→ **Task to carry out**:
How many lines of the material below contain the string "body"? Answer with the number and nothing else.

→ **Data**:
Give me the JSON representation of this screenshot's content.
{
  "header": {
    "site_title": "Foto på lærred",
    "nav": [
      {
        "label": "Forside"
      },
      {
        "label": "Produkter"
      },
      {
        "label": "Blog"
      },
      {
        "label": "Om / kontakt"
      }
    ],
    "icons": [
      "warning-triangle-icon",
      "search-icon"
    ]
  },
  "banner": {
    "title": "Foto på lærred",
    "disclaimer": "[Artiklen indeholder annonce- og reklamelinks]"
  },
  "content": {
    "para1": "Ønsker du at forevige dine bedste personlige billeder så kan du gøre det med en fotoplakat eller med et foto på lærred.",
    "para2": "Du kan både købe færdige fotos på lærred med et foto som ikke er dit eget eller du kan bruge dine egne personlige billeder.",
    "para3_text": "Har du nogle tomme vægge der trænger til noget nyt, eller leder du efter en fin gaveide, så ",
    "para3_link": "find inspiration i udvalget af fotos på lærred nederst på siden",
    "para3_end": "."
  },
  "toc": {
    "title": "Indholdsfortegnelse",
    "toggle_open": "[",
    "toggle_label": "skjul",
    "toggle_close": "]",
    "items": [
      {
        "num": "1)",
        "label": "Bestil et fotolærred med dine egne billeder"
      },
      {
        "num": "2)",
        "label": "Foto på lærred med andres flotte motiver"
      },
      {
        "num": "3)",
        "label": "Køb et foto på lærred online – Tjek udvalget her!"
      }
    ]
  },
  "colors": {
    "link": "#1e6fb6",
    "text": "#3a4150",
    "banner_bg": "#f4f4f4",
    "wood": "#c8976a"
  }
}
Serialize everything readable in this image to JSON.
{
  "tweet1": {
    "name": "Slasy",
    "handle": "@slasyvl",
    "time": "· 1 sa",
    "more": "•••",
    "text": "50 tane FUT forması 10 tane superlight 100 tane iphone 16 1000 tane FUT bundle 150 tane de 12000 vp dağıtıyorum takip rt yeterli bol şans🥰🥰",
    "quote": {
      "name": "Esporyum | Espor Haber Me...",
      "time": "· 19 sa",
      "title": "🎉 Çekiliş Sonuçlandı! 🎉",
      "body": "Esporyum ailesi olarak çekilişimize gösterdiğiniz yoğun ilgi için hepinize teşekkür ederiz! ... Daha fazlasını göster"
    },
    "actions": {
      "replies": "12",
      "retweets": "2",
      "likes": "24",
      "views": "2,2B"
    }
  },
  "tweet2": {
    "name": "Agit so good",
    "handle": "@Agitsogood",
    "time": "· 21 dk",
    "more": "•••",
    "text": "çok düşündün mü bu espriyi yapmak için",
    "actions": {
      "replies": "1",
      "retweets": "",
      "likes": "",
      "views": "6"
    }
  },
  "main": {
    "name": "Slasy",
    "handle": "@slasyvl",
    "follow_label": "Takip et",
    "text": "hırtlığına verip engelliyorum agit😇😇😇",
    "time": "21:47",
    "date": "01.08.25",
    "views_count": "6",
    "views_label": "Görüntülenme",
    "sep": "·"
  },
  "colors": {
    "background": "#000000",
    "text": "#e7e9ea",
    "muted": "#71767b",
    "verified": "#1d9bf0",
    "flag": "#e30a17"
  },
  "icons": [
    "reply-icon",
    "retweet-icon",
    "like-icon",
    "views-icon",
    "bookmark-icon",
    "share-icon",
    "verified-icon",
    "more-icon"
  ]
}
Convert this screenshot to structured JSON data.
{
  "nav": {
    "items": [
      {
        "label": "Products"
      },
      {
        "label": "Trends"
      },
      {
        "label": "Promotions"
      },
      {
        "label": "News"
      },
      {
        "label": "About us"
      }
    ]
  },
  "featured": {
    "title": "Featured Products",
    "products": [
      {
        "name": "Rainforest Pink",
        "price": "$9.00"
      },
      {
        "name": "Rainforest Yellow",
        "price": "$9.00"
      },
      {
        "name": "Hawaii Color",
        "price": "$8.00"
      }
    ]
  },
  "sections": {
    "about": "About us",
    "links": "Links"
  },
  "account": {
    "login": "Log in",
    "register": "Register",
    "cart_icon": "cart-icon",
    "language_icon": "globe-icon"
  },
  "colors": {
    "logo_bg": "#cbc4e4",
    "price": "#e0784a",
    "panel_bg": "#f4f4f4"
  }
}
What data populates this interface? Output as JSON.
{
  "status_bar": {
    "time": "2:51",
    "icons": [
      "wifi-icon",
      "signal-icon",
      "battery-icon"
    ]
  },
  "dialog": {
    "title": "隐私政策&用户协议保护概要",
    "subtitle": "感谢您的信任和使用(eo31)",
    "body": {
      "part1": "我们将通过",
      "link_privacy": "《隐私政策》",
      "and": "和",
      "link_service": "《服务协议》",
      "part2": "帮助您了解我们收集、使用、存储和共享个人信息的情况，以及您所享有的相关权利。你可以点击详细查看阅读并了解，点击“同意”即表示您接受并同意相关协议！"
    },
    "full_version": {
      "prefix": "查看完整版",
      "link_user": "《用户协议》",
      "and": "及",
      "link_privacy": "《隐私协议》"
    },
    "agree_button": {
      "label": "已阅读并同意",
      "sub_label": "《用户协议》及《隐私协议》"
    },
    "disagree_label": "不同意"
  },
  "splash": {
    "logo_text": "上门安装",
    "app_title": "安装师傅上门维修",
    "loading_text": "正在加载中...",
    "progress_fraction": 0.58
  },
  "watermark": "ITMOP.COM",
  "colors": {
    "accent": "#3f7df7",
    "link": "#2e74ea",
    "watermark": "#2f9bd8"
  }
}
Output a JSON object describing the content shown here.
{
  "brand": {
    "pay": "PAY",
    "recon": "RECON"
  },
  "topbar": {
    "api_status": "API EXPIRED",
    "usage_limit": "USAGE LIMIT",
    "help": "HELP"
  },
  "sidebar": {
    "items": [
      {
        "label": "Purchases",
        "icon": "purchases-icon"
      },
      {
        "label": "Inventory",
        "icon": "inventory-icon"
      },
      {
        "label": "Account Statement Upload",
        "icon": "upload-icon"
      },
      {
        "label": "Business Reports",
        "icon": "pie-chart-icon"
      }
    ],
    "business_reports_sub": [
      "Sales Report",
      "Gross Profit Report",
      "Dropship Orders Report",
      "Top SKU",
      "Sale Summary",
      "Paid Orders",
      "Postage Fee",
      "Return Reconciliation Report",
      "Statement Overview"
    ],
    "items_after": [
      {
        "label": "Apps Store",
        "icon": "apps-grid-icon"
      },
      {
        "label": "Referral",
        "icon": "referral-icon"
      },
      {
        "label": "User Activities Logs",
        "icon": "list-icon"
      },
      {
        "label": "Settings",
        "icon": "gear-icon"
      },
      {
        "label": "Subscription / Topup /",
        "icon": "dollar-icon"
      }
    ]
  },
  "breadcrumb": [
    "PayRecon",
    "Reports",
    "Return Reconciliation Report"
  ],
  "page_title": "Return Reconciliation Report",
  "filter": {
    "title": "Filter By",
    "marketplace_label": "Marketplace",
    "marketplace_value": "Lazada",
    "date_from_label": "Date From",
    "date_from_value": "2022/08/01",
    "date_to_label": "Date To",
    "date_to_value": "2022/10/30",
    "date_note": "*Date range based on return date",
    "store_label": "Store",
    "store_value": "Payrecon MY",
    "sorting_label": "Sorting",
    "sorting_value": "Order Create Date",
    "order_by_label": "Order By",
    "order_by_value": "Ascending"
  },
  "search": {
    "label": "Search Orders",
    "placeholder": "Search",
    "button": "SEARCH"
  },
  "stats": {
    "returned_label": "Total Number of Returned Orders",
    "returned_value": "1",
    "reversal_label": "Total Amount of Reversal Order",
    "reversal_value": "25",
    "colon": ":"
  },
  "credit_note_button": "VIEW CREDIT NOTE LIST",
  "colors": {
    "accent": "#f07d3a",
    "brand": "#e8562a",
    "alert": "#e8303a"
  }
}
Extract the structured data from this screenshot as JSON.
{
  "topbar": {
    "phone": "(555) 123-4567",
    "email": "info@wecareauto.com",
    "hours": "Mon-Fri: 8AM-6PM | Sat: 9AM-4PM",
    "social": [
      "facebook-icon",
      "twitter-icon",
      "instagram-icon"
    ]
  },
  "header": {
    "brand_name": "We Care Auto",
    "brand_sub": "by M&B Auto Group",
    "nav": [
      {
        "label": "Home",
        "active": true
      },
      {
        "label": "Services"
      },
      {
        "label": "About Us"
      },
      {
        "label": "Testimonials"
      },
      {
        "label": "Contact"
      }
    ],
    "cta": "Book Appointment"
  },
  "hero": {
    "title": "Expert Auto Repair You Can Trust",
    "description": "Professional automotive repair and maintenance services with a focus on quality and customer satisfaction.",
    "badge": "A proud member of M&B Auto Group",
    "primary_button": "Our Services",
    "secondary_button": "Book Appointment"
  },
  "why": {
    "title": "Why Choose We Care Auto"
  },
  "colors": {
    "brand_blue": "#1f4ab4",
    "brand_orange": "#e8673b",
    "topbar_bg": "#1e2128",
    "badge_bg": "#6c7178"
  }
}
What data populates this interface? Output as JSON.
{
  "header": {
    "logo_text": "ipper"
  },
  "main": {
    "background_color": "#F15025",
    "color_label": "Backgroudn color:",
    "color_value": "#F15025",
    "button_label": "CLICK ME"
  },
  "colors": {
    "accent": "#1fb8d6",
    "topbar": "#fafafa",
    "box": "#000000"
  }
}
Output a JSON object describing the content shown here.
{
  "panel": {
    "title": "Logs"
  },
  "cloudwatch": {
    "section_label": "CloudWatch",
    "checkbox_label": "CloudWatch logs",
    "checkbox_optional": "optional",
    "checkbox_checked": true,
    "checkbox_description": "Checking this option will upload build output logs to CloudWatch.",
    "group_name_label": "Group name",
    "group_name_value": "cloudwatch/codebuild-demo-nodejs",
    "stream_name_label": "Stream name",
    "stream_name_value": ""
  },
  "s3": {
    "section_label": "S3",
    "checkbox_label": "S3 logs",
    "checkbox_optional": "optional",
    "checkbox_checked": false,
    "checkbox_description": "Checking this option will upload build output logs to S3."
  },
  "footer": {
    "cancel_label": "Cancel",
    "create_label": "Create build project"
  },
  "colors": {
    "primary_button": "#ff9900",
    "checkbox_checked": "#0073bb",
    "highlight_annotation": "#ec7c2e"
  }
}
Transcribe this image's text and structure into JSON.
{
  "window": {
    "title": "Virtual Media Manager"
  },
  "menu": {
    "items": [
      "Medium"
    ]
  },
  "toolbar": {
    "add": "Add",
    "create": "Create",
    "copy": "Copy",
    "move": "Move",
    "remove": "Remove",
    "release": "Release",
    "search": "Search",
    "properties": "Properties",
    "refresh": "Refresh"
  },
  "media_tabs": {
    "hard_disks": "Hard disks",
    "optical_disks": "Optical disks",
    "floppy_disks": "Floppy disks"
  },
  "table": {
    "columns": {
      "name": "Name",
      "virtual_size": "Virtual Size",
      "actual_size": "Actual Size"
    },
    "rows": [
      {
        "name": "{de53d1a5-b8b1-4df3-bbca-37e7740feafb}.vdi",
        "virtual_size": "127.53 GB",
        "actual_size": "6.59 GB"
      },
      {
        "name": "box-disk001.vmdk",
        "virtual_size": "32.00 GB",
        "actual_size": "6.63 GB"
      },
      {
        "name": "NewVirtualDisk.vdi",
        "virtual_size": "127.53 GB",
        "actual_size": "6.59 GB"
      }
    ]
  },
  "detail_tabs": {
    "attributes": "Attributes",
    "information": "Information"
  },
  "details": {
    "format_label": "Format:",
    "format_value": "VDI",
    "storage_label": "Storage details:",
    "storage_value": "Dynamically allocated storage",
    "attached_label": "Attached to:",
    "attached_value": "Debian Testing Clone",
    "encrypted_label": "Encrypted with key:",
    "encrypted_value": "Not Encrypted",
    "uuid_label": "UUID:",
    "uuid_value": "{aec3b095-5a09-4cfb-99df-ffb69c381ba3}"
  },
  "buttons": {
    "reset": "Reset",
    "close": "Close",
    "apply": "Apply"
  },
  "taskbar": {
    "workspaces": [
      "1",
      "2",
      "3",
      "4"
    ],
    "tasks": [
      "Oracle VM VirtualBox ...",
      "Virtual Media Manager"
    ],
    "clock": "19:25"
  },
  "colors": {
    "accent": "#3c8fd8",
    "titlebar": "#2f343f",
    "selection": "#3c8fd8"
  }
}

→ **Task answer**:
2